An exact copy of every entry is needed here; the images stay out.

START MATERIAL FOR THIS TASK

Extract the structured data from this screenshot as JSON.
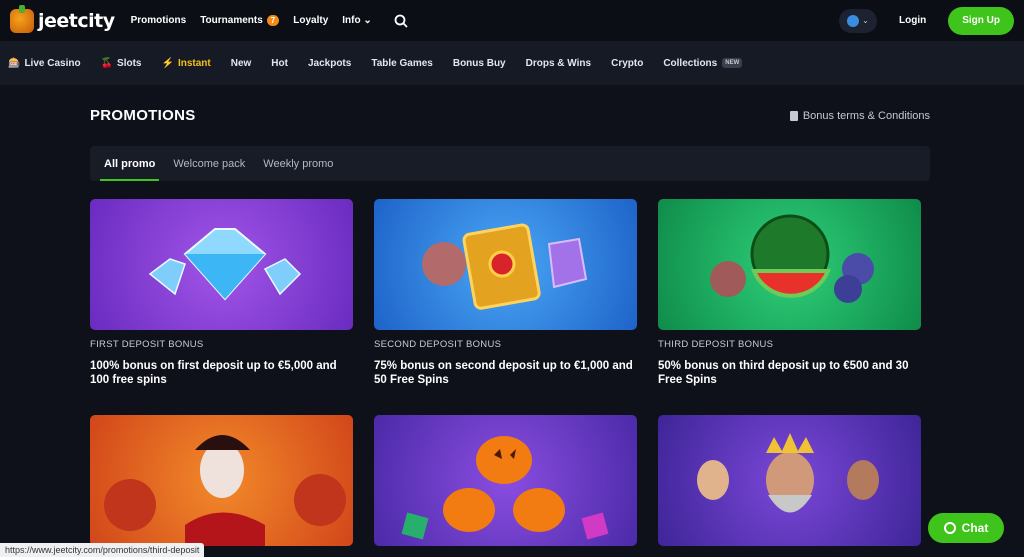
{
  "header": {
    "logo_text": "jeetcity",
    "nav": [
      {
        "label": "Promotions"
      },
      {
        "label": "Tournaments",
        "badge": "7"
      },
      {
        "label": "Loyalty"
      },
      {
        "label": "Info ⌄"
      }
    ],
    "login_label": "Login",
    "signup_label": "Sign Up"
  },
  "categories": [
    {
      "label": "Live Casino",
      "icon": "🎰"
    },
    {
      "label": "Slots",
      "icon": "🍒"
    },
    {
      "label": "Instant",
      "icon": "⚡"
    },
    {
      "label": "New"
    },
    {
      "label": "Hot"
    },
    {
      "label": "Jackpots"
    },
    {
      "label": "Table Games"
    },
    {
      "label": "Bonus Buy"
    },
    {
      "label": "Drops & Wins"
    },
    {
      "label": "Crypto"
    },
    {
      "label": "Collections",
      "badge": "NEW"
    }
  ],
  "page": {
    "title": "PROMOTIONS",
    "terms_label": "Bonus terms & Conditions",
    "tabs": [
      "All promo",
      "Welcome pack",
      "Weekly promo"
    ]
  },
  "cards": [
    {
      "subtitle": "FIRST DEPOSIT BONUS",
      "title": "100% bonus on first deposit up to €5,000 and 100 free spins"
    },
    {
      "subtitle": "SECOND DEPOSIT BONUS",
      "title": "75% bonus on second deposit up to €1,000 and 50 Free Spins"
    },
    {
      "subtitle": "THIRD DEPOSIT BONUS",
      "title": "50% bonus on third deposit up to €500 and 30 Free Spins"
    },
    {
      "subtitle": "",
      "title": ""
    },
    {
      "subtitle": "",
      "title": ""
    },
    {
      "subtitle": "",
      "title": ""
    }
  ],
  "status_url": "https://www.jeetcity.com/promotions/third-deposit",
  "chat_label": "Chat",
  "colors": {
    "accent_green": "#3ec41a",
    "active_category": "#f5c11a"
  }
}
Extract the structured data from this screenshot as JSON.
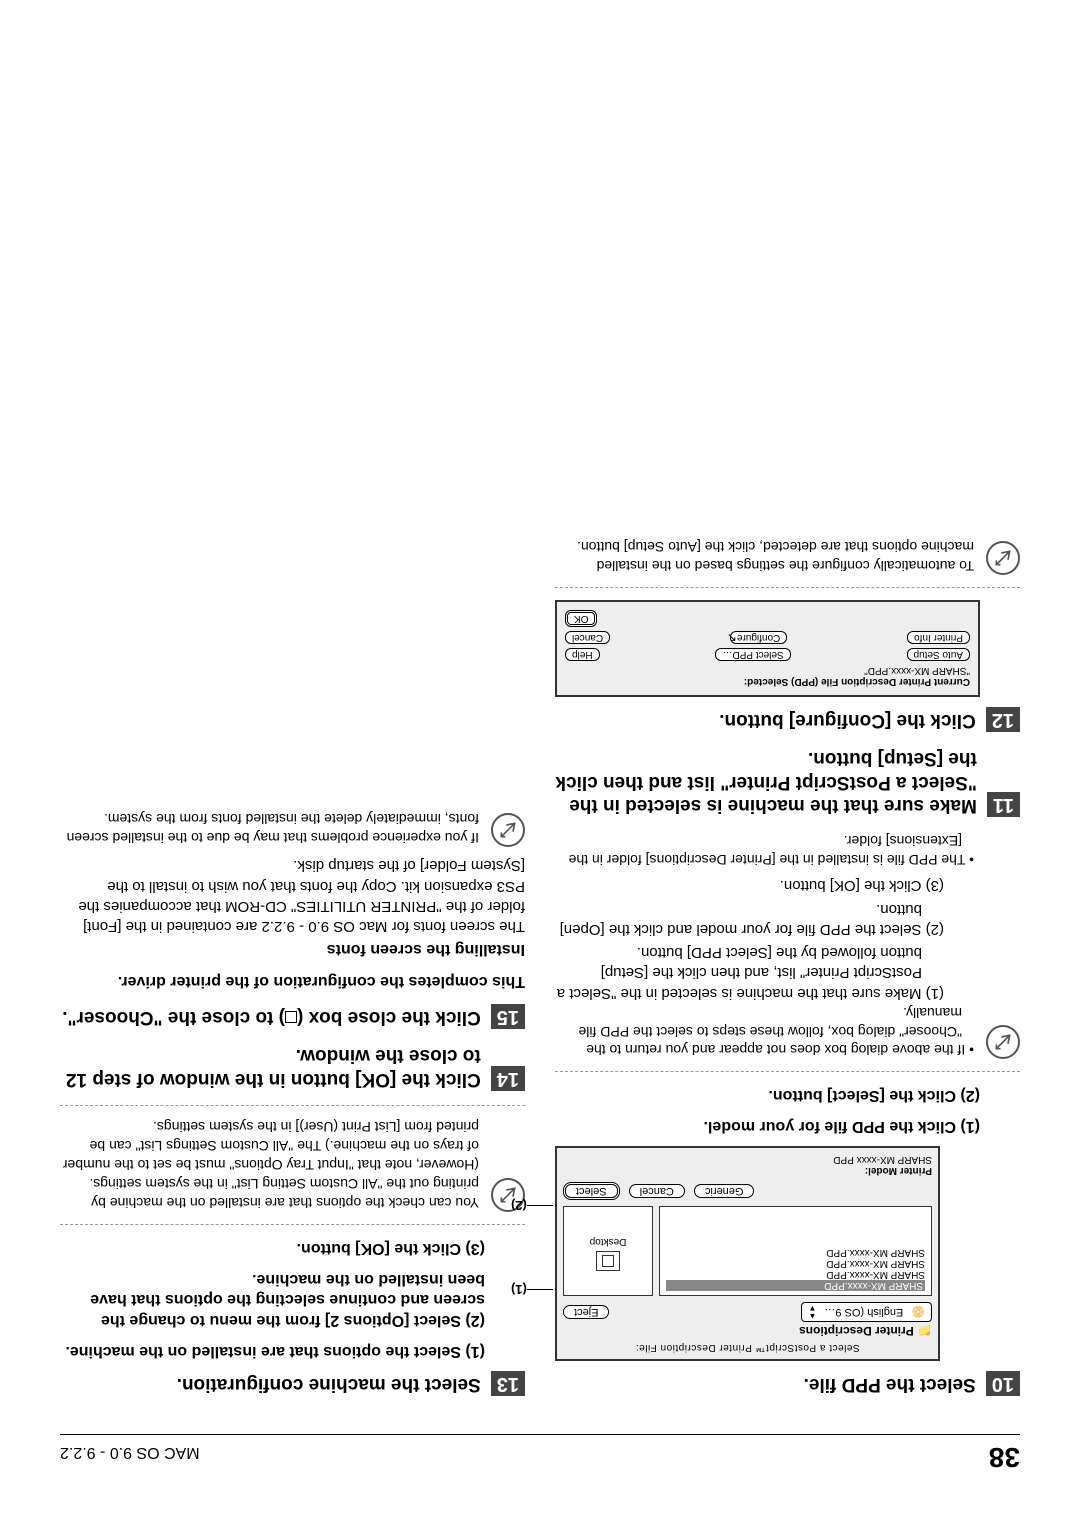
{
  "header": {
    "page_no": "38",
    "section": "MAC OS 9.0 - 9.2.2"
  },
  "left": {
    "s10_no": "10",
    "s10_txt": "Select the PPD file.",
    "sub10_1": "(1) Click the PPD file for your model.",
    "sub10_2": "(2) Click the [Select] button.",
    "d1_titlebar": "Select a PostScript™ Printer Description File:",
    "d1_pdesc": "📁 Printer Descriptions",
    "d1_drop": "English (OS 9…",
    "d1_eject": "Eject",
    "d1_desktop": "Desktop",
    "d1_items": [
      "SHARP MX-xxxx.PPD",
      "SHARP MX-xxxx.PPD",
      "SHARP MX-xxxx.PPD",
      "SHARP MX-xxxx.PPD"
    ],
    "d1_generic": "Generic",
    "d1_cancel": "Cancel",
    "d1_select": "Select",
    "d1_modellabel": "Printer Model:",
    "d1_model": "SHARP MX-xxxx PPD",
    "c1": "(1)",
    "c2": "(2)",
    "note_a": "• If the above dialog box does not appear and you return to the \"Chooser\" dialog box, follow these steps to select the PPD file manually.",
    "note_a1": "(1) Make sure that the machine is selected in the \"Select a PostScript Printer\" list, and then click the [Setup] button followed by the [Select PPD] button.",
    "note_a2": "(2) Select the PPD file for your model and click the [Open] button.",
    "note_a3": "(3) Click the [OK] button.",
    "note_b": "• The PPD file is installed in the [Printer Descriptions] folder in the [Extensions] folder.",
    "s11_no": "11",
    "s11_txt": "Make sure that the machine is selected in the \"Select a PostScript Printer\" list and then click the [Setup] button.",
    "s12_no": "12",
    "s12_txt": "Click the [Configure] button.",
    "d2_l1": "Current Printer Description File (PPD) Selected:",
    "d2_l2": "\"SHARP MX-xxxx.PPD\"",
    "d2_b1": "Auto Setup",
    "d2_b2": "Select PPD…",
    "d2_b3": "Help",
    "d2_b4": "Printer Info",
    "d2_b5": "Configure",
    "d2_b6": "Cancel",
    "d2_b7": "OK",
    "note_c": "To automatically configure the settings based on the installed machine options that are detected, click the [Auto Setup] button."
  },
  "right": {
    "s13_no": "13",
    "s13_txt": "Select the machine configuration.",
    "sub13_1": "(1) Select the options that are installed on the machine.",
    "sub13_2": "(2) Select [Options 2] from the menu to change the screen and continue selecting the options that have been installed on the machine.",
    "sub13_3": "(3) Click the [OK] button.",
    "note_d": "You can check the options that are installed on the machine by printing out the \"All Custom Setting List\" in the system settings. (However, note that \"Input Tray Options\" must be set to the number of trays on the machine.) The \"All Custom Settings List\" can be printed from [List Print (User)] in the system settings.",
    "s14_no": "14",
    "s14_txt": "Click the [OK] button in the window of step 12 to close the window.",
    "s15_no": "15",
    "s15_txt_a": "Click the close box (",
    "s15_txt_b": ") to close the \"Chooser\".",
    "complete": "This completes the configuration of the printer driver.",
    "inst_title": "Installing the screen fonts",
    "inst_body": "The screen fonts for Mac OS 9.0 - 9.2.2 are contained in the [Font] folder of the \"PRINTER UTILITIES\" CD-ROM that accompanies the PS3 expansion kit. Copy the fonts that you wish to install to the [System Folder] of the startup disk.",
    "note_e": "If you experience problems that may be due to the installed screen fonts, immediately delete the installed fonts from the system."
  }
}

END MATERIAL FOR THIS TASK

▶ _WRITTEN SOLUTION_:
Extract the structured data from this screenshot as JSON.
{
  "header": {
    "logo_text": "jeetcity",
    "nav": [
      {
        "label": "Promotions"
      },
      {
        "label": "Tournaments",
        "badge": "7"
      },
      {
        "label": "Loyalty"
      },
      {
        "label": "Info ⌄"
      }
    ],
    "login_label": "Login",
    "signup_label": "Sign Up"
  },
  "categories": [
    {
      "label": "Live Casino",
      "icon": "🎰"
    },
    {
      "label": "Slots",
      "icon": "🍒"
    },
    {
      "label": "Instant",
      "icon": "⚡"
    },
    {
      "label": "New"
    },
    {
      "label": "Hot"
    },
    {
      "label": "Jackpots"
    },
    {
      "label": "Table Games"
    },
    {
      "label": "Bonus Buy"
    },
    {
      "label": "Drops & Wins"
    },
    {
      "label": "Crypto"
    },
    {
      "label": "Collections",
      "badge": "NEW"
    }
  ],
  "page": {
    "title": "PROMOTIONS",
    "terms_label": "Bonus terms & Conditions",
    "tabs": [
      "All promo",
      "Welcome pack",
      "Weekly promo"
    ]
  },
  "cards": [
    {
      "subtitle": "FIRST DEPOSIT BONUS",
      "title": "100% bonus on first deposit up to €5,000 and 100 free spins"
    },
    {
      "subtitle": "SECOND DEPOSIT BONUS",
      "title": "75% bonus on second deposit up to €1,000 and 50 Free Spins"
    },
    {
      "subtitle": "THIRD DEPOSIT BONUS",
      "title": "50% bonus on third deposit up to €500 and 30 Free Spins"
    },
    {
      "subtitle": "",
      "title": ""
    },
    {
      "subtitle": "",
      "title": ""
    },
    {
      "subtitle": "",
      "title": ""
    }
  ],
  "status_url": "https://www.jeetcity.com/promotions/third-deposit",
  "chat_label": "Chat",
  "colors": {
    "accent_green": "#3ec41a",
    "active_category": "#f5c11a"
  }
}
Extract the structured data from this screenshot as JSON.
{
  "header": {
    "page_no": "38",
    "section": "MAC OS 9.0 - 9.2.2"
  },
  "left": {
    "s10_no": "10",
    "s10_txt": "Select the PPD file.",
    "sub10_1": "(1) Click the PPD file for your model.",
    "sub10_2": "(2) Click the [Select] button.",
    "d1_titlebar": "Select a PostScript™ Printer Description File:",
    "d1_pdesc": "📁 Printer Descriptions",
    "d1_drop": "English (OS 9…",
    "d1_eject": "Eject",
    "d1_desktop": "Desktop",
    "d1_items": [
      "SHARP MX-xxxx.PPD",
      "SHARP MX-xxxx.PPD",
      "SHARP MX-xxxx.PPD",
      "SHARP MX-xxxx.PPD"
    ],
    "d1_generic": "Generic",
    "d1_cancel": "Cancel",
    "d1_select": "Select",
    "d1_modellabel": "Printer Model:",
    "d1_model": "SHARP MX-xxxx PPD",
    "c1": "(1)",
    "c2": "(2)",
    "note_a": "• If the above dialog box does not appear and you return to the \"Chooser\" dialog box, follow these steps to select the PPD file manually.",
    "note_a1": "(1) Make sure that the machine is selected in the \"Select a PostScript Printer\" list, and then click the [Setup] button followed by the [Select PPD] button.",
    "note_a2": "(2) Select the PPD file for your model and click the [Open] button.",
    "note_a3": "(3) Click the [OK] button.",
    "note_b": "• The PPD file is installed in the [Printer Descriptions] folder in the [Extensions] folder.",
    "s11_no": "11",
    "s11_txt": "Make sure that the machine is selected in the \"Select a PostScript Printer\" list and then click the [Setup] button.",
    "s12_no": "12",
    "s12_txt": "Click the [Configure] button.",
    "d2_l1": "Current Printer Description File (PPD) Selected:",
    "d2_l2": "\"SHARP MX-xxxx.PPD\"",
    "d2_b1": "Auto Setup",
    "d2_b2": "Select PPD…",
    "d2_b3": "Help",
    "d2_b4": "Printer Info",
    "d2_b5": "Configure",
    "d2_b6": "Cancel",
    "d2_b7": "OK",
    "note_c": "To automatically configure the settings based on the installed machine options that are detected, click the [Auto Setup] button."
  },
  "right": {
    "s13_no": "13",
    "s13_txt": "Select the machine configuration.",
    "sub13_1": "(1) Select the options that are installed on the machine.",
    "sub13_2": "(2) Select [Options 2] from the menu to change the screen and continue selecting the options that have been installed on the machine.",
    "sub13_3": "(3) Click the [OK] button.",
    "note_d": "You can check the options that are installed on the machine by printing out the \"All Custom Setting List\" in the system settings. (However, note that \"Input Tray Options\" must be set to the number of trays on the machine.) The \"All Custom Settings List\" can be printed from [List Print (User)] in the system settings.",
    "s14_no": "14",
    "s14_txt": "Click the [OK] button in the window of step 12 to close the window.",
    "s15_no": "15",
    "s15_txt_a": "Click the close box (",
    "s15_txt_b": ") to close the \"Chooser\".",
    "complete": "This completes the configuration of the printer driver.",
    "inst_title": "Installing the screen fonts",
    "inst_body": "The screen fonts for Mac OS 9.0 - 9.2.2 are contained in the [Font] folder of the \"PRINTER UTILITIES\" CD-ROM that accompanies the PS3 expansion kit. Copy the fonts that you wish to install to the [System Folder] of the startup disk.",
    "note_e": "If you experience problems that may be due to the installed screen fonts, immediately delete the installed fonts from the system."
  }
}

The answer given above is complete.